I took Collin to school this morning and we hadn't been there long when the neurologist's office called. I left Collin with his teacher and excused myself to the hallway, because I knew it was going to be about the MRI and I wanted a minute to myself just in case. We've never had good luck with MRIs. Collin's first MRI was incorrectly read as normal, his second one showed low white matter, and his third, in January, showed a possible decrease in white matter from the previous one. This MRI was to determine whether we were facing further degeneration. We were praying that no change had taken place.
Change had occurred, though. For the better. Turns out, Collin's brain has started myelinating faster, which means that his white matter has INCREASED. Not decreased. Not held steady. Increased. Apparently, Dr. Awesome said that the MRI 'looked pretty good,' which, as you know, is comparable to someone else doing a big elbow-flapping happy dance.
We also had done an MRI of the lumbar spine because Collin was born with a fairly deep sacral dimple and there has always been question as to whether he has a tethered spinal cord, which would likely mean surgery at age 2 or 3 to 'release' the end of the spine. That MRI came back completely normal.
I went back in to the classroom and just sat there feeling completely overwhelmed with thankfulness. I was surrounded by all of these amazing moms and their sweet children in a place where Collin feels welcome and free to try things and I had this huge, glowing, happy news I was carrying around.
It's true that, in a classroom of children with various disabilities, Collin was by far the most delayed. Even though Collin's MRI is improved, it's nowhere near normal. I know that our situation would not be one anyone would choose. If I had been able to imagine that moment in the classroom back when I was pregnant or before, I would have found the very thought abhorrent and terrifying. And I guess that that's when it hit me that this is one of the biggest ways that all of our prayers for help these past couple of years have been answered. Nothing circumstantial was taken away - no hardship magically disappeared. But God spent these months reworking our hearts to bring us to the point where, instead of raging that we even have to worry about EEGs and MRIs or lamenting that Collin needs to go to a school for the visually impaired, we can truly experience contentment and gratefulness in our situation. Not to say we don't still have bad days or weeks. We do. But I'm guessing this is what it means in the bible when it promises that God will work out all things for the good of those who believe in Him - who keep looking for him even when it makes no sense or feels pointless.
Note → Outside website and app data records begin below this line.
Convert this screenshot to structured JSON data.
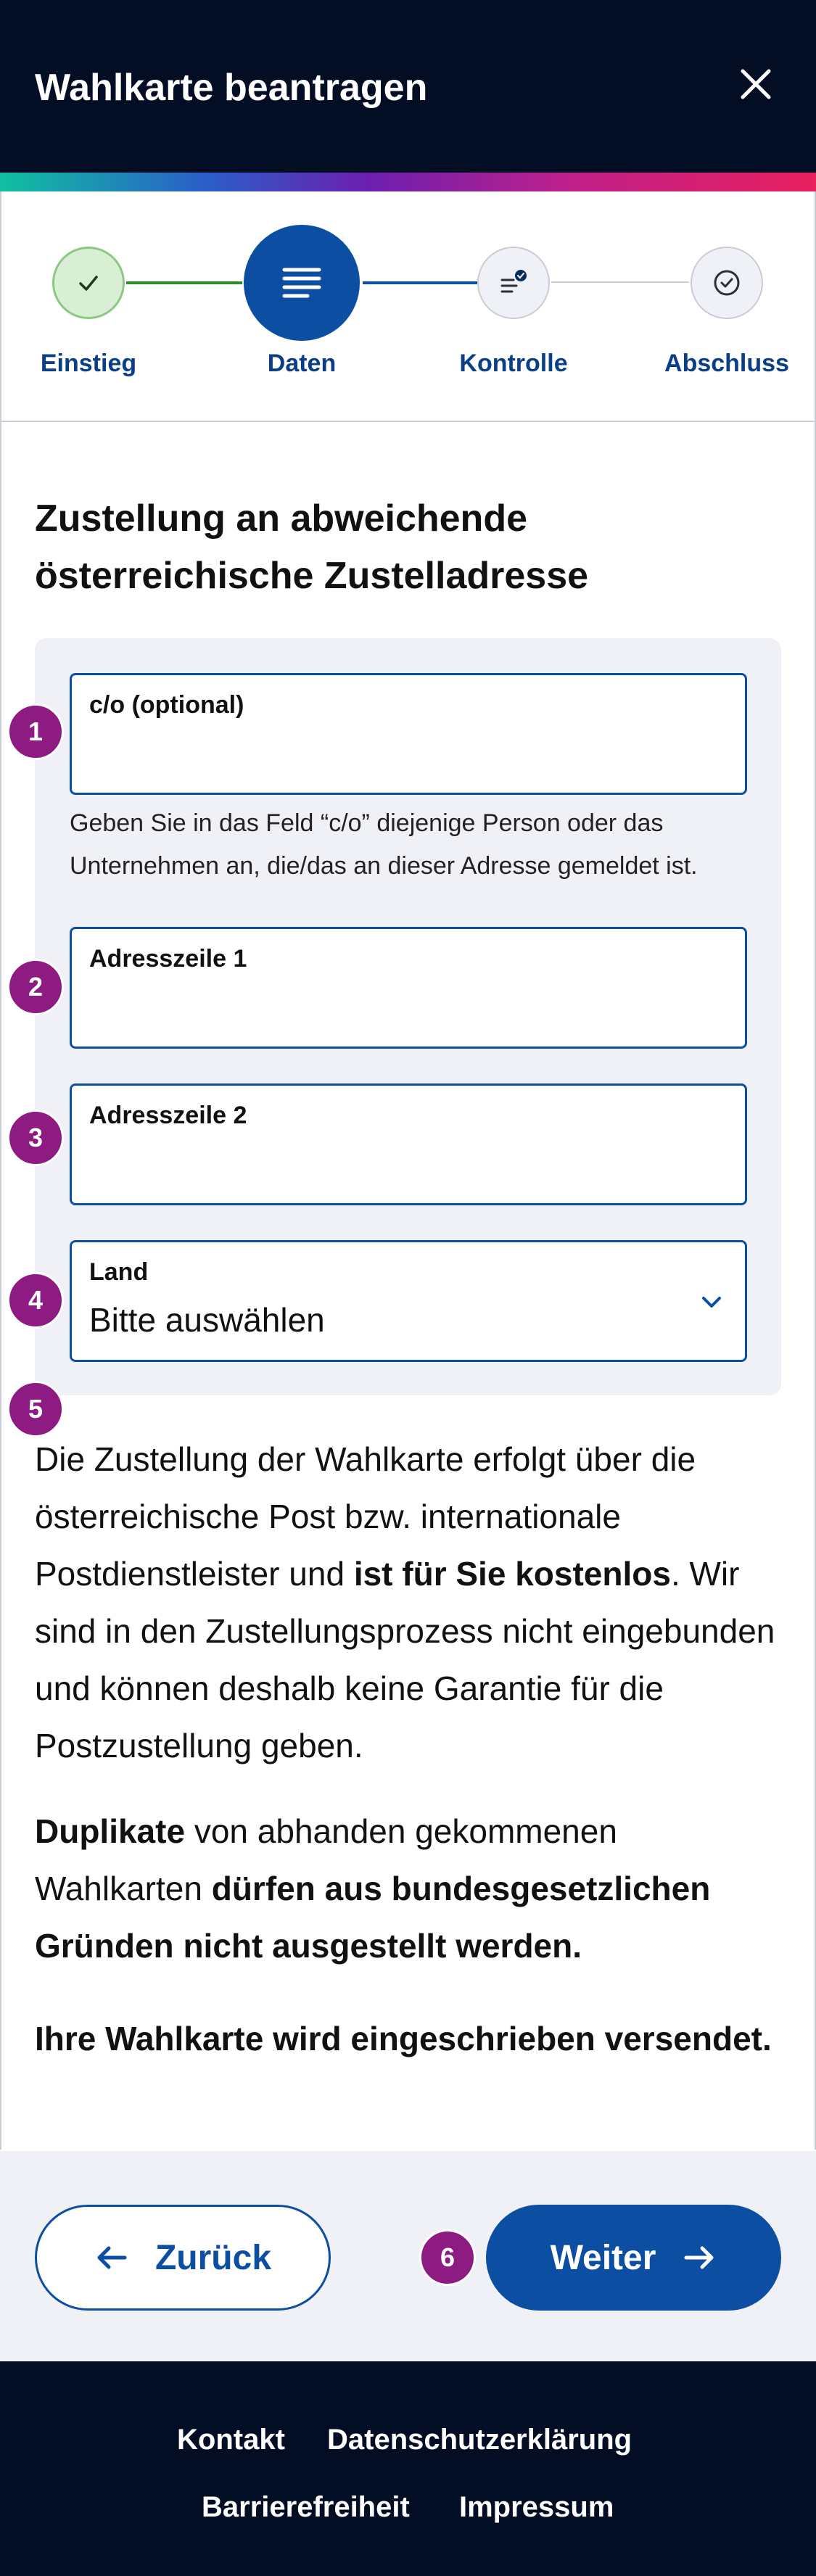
{
  "header": {
    "title": "Wahlkarte beantragen",
    "close_icon": "close-icon"
  },
  "colors": {
    "header_bg": "#030d24",
    "primary": "#0b4ea2",
    "badge": "#8e1b82",
    "panel_bg": "#eff1f6",
    "step_done_bg": "#d8efd4",
    "step_done_line": "#2f8a2a"
  },
  "stepper": {
    "steps": [
      {
        "label": "Einstieg",
        "state": "completed",
        "icon": "check-icon"
      },
      {
        "label": "Daten",
        "state": "active",
        "icon": "lines-icon"
      },
      {
        "label": "Kontrolle",
        "state": "pending",
        "icon": "list-check-icon"
      },
      {
        "label": "Abschluss",
        "state": "pending",
        "icon": "circle-check-icon"
      }
    ]
  },
  "section": {
    "title": "Zustellung an abweichende österreichische Zustelladresse"
  },
  "form": {
    "co": {
      "label": "c/o (optional)",
      "value": "",
      "badge": "1"
    },
    "co_help": "Geben Sie in das Feld “c/o” diejenige Person oder das Unternehmen an, die/das an dieser Adresse gemeldet ist.",
    "address1": {
      "label": "Adresszeile 1",
      "value": "",
      "badge": "2"
    },
    "address2": {
      "label": "Adresszeile 2",
      "value": "",
      "badge": "3"
    },
    "country": {
      "label": "Land",
      "value": "Bitte auswählen",
      "badge": "4"
    }
  },
  "info": {
    "badge": "5",
    "p1_a": "Die Zustellung der Wahlkarte erfolgt über die österreichische Post bzw. internationale Postdienstleister und ",
    "p1_b": "ist für Sie kostenlos",
    "p1_c": ". Wir sind in den Zustellungsprozess nicht eingebunden und können deshalb keine Garantie für die Postzustellung geben.",
    "p2_a": "Duplikate",
    "p2_b": " von abhanden gekommenen Wahlkarten ",
    "p2_c": "dürfen aus bundesgesetzlichen Gründen nicht ausgestellt werden.",
    "p3": "Ihre Wahlkarte wird eingeschrieben versendet."
  },
  "actions": {
    "back_label": "Zurück",
    "next_label": "Weiter",
    "next_badge": "6"
  },
  "footer": {
    "links": [
      "Kontakt",
      "Datenschutzerklärung",
      "Barrierefreiheit",
      "Impressum"
    ]
  }
}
Not that everything will be smooth or that you will prosper in the way you hope/expect (coughJoelOsteencough). But that when things do go wrong, even very very wrong, it won't mean destruction via despair or pain. It will signal the beginning of beautiful things - maybe tough and unexpected, but beautiful nonetheless.